“The law protects newborns from injury or death by providing a safe place, but also protects the identity of the person giving up the newborn,” said Nan Streeter, R.N., Director, Maternal and Child Health Bureau, Utah Department of Health.  “This identity protection may save lives. It is important for the public to be aware of this option so that tragic events like these don’t happen in Utah.”

Women who harm or abandon their infants come from all walks of life; however, research shows most are young, healthy, unmarried, of various races and incomes, and are probably not addicted to drugs or alcohol. These women have been silent about their pregnancies while living with a relative or friend, and have had no prenatal care.
They feel isolated and are in denial. 

A toll-free 24-hour information hotline is available at 1-866-458-0058. Women in a crisis pregnancy can also visit the Safe Haven website at  The site includes more information on Utah’s law, frequently asked questions, and contact information for Utah hospitals that take newborns.

Adoption centers can be found at
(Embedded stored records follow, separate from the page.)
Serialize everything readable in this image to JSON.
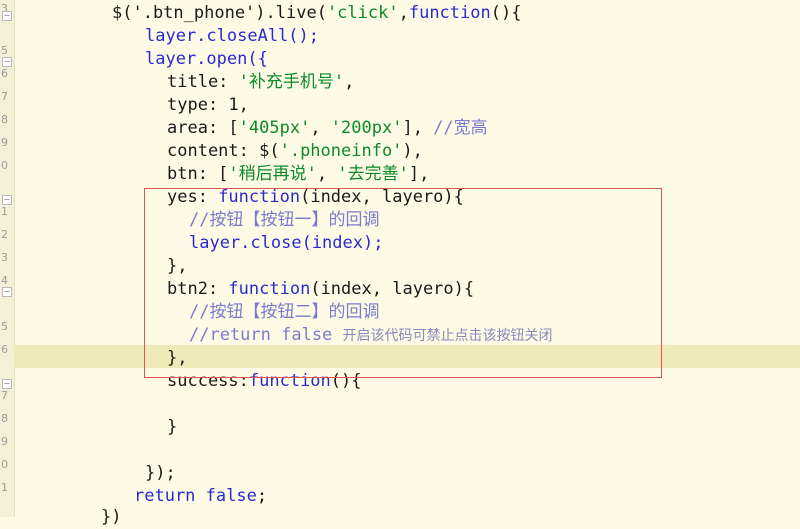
{
  "gutter": {
    "numbers": [
      "3",
      "5",
      "6",
      "7",
      "8",
      "9",
      "0",
      "1",
      "2",
      "3",
      "4",
      "5",
      "6",
      "7",
      "8",
      "9",
      "0",
      "1",
      "2",
      "3",
      "4",
      "5"
    ]
  },
  "code": {
    "l1": [
      "$('.btn_phone').live(",
      "'click'",
      ",",
      "function",
      "(){"
    ],
    "l2": [
      "layer.closeAll();"
    ],
    "l3": [
      "layer.open({"
    ],
    "l4": [
      "title: ",
      "'补充手机号'",
      ","
    ],
    "l5": [
      "type: ",
      "1",
      ","
    ],
    "l6": [
      "area: [",
      "'405px'",
      ", ",
      "'200px'",
      "], ",
      "//宽高"
    ],
    "l7": [
      "content: $(",
      "'.phoneinfo'",
      "),"
    ],
    "l8": [
      "btn: [",
      "'稍后再说'",
      ", ",
      "'去完善'",
      "],"
    ],
    "l9": [
      "yes: ",
      "function",
      "(",
      "index",
      ", ",
      "layero",
      "){"
    ],
    "l10": [
      "//按钮【按钮一】的回调"
    ],
    "l11": [
      "layer.close(index);"
    ],
    "l12": [
      "},"
    ],
    "l13": [
      "btn2: ",
      "function",
      "(",
      "index",
      ", ",
      "layero",
      "){"
    ],
    "l14": [
      "//按钮【按钮二】的回调"
    ],
    "l15": [
      "//return false ",
      "开启该代码可禁止点击该按钮关闭"
    ],
    "l16": [
      "},"
    ],
    "l17": [
      "success:",
      "function",
      "(){"
    ],
    "l18": [
      "}"
    ],
    "l19": [
      "});"
    ],
    "l20": [
      "return ",
      "false",
      ";"
    ],
    "l21": [
      "})"
    ]
  }
}
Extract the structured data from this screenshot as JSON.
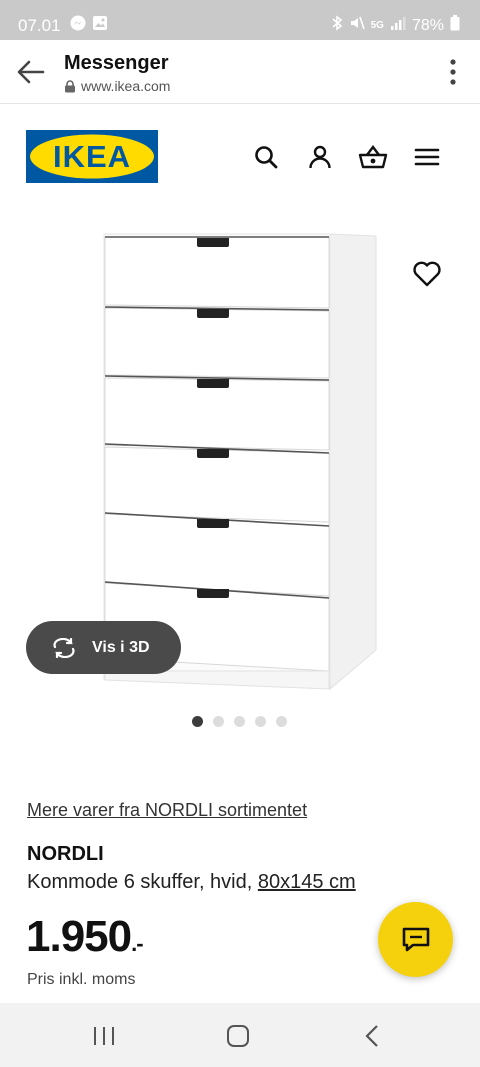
{
  "status_bar": {
    "time": "07.01",
    "battery": "78%",
    "network": "5G"
  },
  "browser": {
    "title": "Messenger",
    "url": "www.ikea.com"
  },
  "site": {
    "logo_text": "IKEA",
    "brand_colors": {
      "blue": "#0058A3",
      "yellow": "#FFDB00"
    }
  },
  "product": {
    "view_3d_label": "Vis i 3D",
    "range_link": "Mere varer fra NORDLI sortimentet",
    "name": "NORDLI",
    "description": "Kommode 6 skuffer, hvid, ",
    "dimensions": "80x145 cm",
    "price": "1.950",
    "price_suffix": ".-",
    "price_note": "Pris inkl. moms",
    "image_count": 5,
    "active_image": 1
  },
  "icons": {
    "back": "arrow-left-icon",
    "overflow": "more-vert-icon",
    "search": "search-icon",
    "account": "person-icon",
    "cart": "basket-icon",
    "menu": "hamburger-icon",
    "favourite": "heart-icon",
    "rotate": "rotate-3d-icon",
    "chat": "chat-icon"
  }
}
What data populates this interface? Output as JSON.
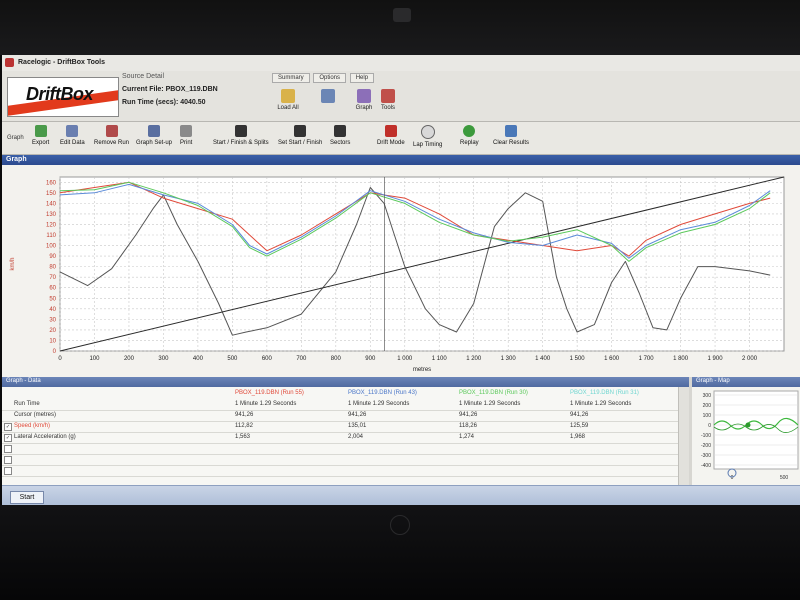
{
  "window": {
    "title": "Racelogic - DriftBox Tools"
  },
  "logo": {
    "text": "DriftBox"
  },
  "source_detail": {
    "header": "Source Detail",
    "current_file_label": "Current File:",
    "current_file": "PBOX_119.DBN",
    "run_time_label": "Run Time (secs):",
    "run_time": "4040.50"
  },
  "menu_tabs": [
    "Summary",
    "Options",
    "Help"
  ],
  "ribbon_buttons": {
    "load_all": "Load All",
    "graph": "Graph",
    "tools": "Tools"
  },
  "toolbar": {
    "group_label": "Graph",
    "buttons": [
      "Export",
      "Edit Data",
      "Remove Run",
      "Graph Set-up",
      "Print",
      "Start / Finish & Splits",
      "Set Start / Finish",
      "Sectors",
      "Drift Mode",
      "Lap Timing",
      "Replay",
      "Clear Results"
    ]
  },
  "graph": {
    "header": "Graph",
    "x_label": "metres",
    "y_label": "km/h",
    "x_ticks": [
      "0",
      "100",
      "200",
      "300",
      "400",
      "500",
      "600",
      "700",
      "800",
      "900",
      "1 000",
      "1 100",
      "1 200",
      "1 300",
      "1 400",
      "1 500",
      "1 600",
      "1 700",
      "1 800",
      "1 900",
      "2 000"
    ],
    "y_ticks": [
      "0",
      "10",
      "20",
      "30",
      "40",
      "50",
      "60",
      "70",
      "80",
      "90",
      "100",
      "110",
      "120",
      "130",
      "140",
      "150",
      "160"
    ]
  },
  "chart_data": {
    "type": "line",
    "xlabel": "metres",
    "ylabel": "km/h",
    "xlim": [
      0,
      2100
    ],
    "ylim": [
      0,
      165
    ],
    "series": [
      {
        "color": "#555555",
        "x": [
          0,
          80,
          150,
          220,
          270,
          300,
          340,
          400,
          460,
          500,
          540,
          600,
          700,
          800,
          860,
          900,
          940,
          970,
          1000,
          1060,
          1100,
          1150,
          1200,
          1260,
          1300,
          1350,
          1400,
          1440,
          1470,
          1500,
          1550,
          1600,
          1640,
          1680,
          1720,
          1760,
          1800,
          1850,
          1900,
          1950,
          2000,
          2060
        ],
        "y": [
          75,
          62,
          78,
          110,
          135,
          148,
          120,
          85,
          45,
          15,
          18,
          22,
          35,
          75,
          120,
          155,
          140,
          110,
          80,
          40,
          25,
          18,
          45,
          118,
          135,
          150,
          142,
          70,
          40,
          18,
          25,
          65,
          85,
          55,
          22,
          20,
          50,
          80,
          80,
          78,
          76,
          72
        ]
      },
      {
        "color": "#2a2a2a",
        "x": [
          0,
          2100
        ],
        "y": [
          0,
          165
        ]
      },
      {
        "color": "#e04a3a",
        "x": [
          0,
          100,
          200,
          300,
          400,
          500,
          550,
          600,
          700,
          800,
          900,
          1000,
          1100,
          1200,
          1300,
          1400,
          1500,
          1600,
          1650,
          1700,
          1800,
          1900,
          2000,
          2060
        ],
        "y": [
          150,
          155,
          160,
          145,
          135,
          125,
          110,
          95,
          110,
          130,
          150,
          145,
          130,
          110,
          105,
          100,
          95,
          100,
          90,
          105,
          120,
          130,
          140,
          145
        ]
      },
      {
        "color": "#5b8bd9",
        "x": [
          0,
          100,
          200,
          300,
          400,
          500,
          550,
          600,
          700,
          800,
          900,
          1000,
          1100,
          1200,
          1300,
          1400,
          1500,
          1600,
          1650,
          1700,
          1800,
          1900,
          2000,
          2060
        ],
        "y": [
          148,
          150,
          158,
          148,
          140,
          120,
          100,
          92,
          108,
          128,
          152,
          142,
          125,
          112,
          103,
          100,
          110,
          102,
          88,
          100,
          115,
          122,
          138,
          152
        ]
      },
      {
        "color": "#5cc95c",
        "x": [
          0,
          100,
          200,
          300,
          400,
          500,
          550,
          600,
          700,
          800,
          900,
          1000,
          1100,
          1200,
          1300,
          1400,
          1500,
          1600,
          1650,
          1700,
          1800,
          1900,
          2000,
          2060
        ],
        "y": [
          152,
          153,
          160,
          150,
          138,
          118,
          98,
          90,
          106,
          126,
          150,
          140,
          122,
          110,
          104,
          108,
          115,
          100,
          85,
          98,
          112,
          120,
          135,
          150
        ]
      }
    ]
  },
  "graph_data": {
    "header": "Graph - Data",
    "columns": [
      "PBOX_119.DBN (Run 55)",
      "PBOX_119.DBN (Run 43)",
      "PBOX_119.DBN (Run 30)",
      "PBOX_119.DBN (Run 31)"
    ],
    "column_colors": [
      "#e04a3a",
      "#4a76c8",
      "#5cc95c",
      "#6fd6d0"
    ],
    "rows": [
      {
        "label": "Run Time",
        "checked": false,
        "values": [
          "1 Minute 1.29 Seconds",
          "1 Minute 1.29 Seconds",
          "1 Minute 1.29 Seconds",
          "1 Minute 1.29 Seconds"
        ]
      },
      {
        "label": "Cursor (metres)",
        "checked": false,
        "values": [
          "941,26",
          "941,26",
          "941,26",
          "941,26"
        ]
      },
      {
        "label": "Speed (km/h)",
        "checked": true,
        "values": [
          "112,82",
          "135,01",
          "118,26",
          "125,59"
        ]
      },
      {
        "label": "Lateral Acceleration (g)",
        "checked": true,
        "values": [
          "1,563",
          "2,004",
          "1,274",
          "1,968"
        ]
      }
    ]
  },
  "map": {
    "header": "Graph - Map",
    "y_ticks": [
      "300",
      "200",
      "100",
      "0",
      "-100",
      "-200",
      "-300",
      "-400"
    ],
    "x_ticks": [
      "0",
      "500"
    ]
  },
  "taskbar": {
    "start": "Start"
  }
}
Media Contacts:
Julia Robertson
UDOH Pregnancy Risk Line
Rep. Patrice Arent
Utah Newborn Safe Haven Advisory Cmte.
(801) 930-0836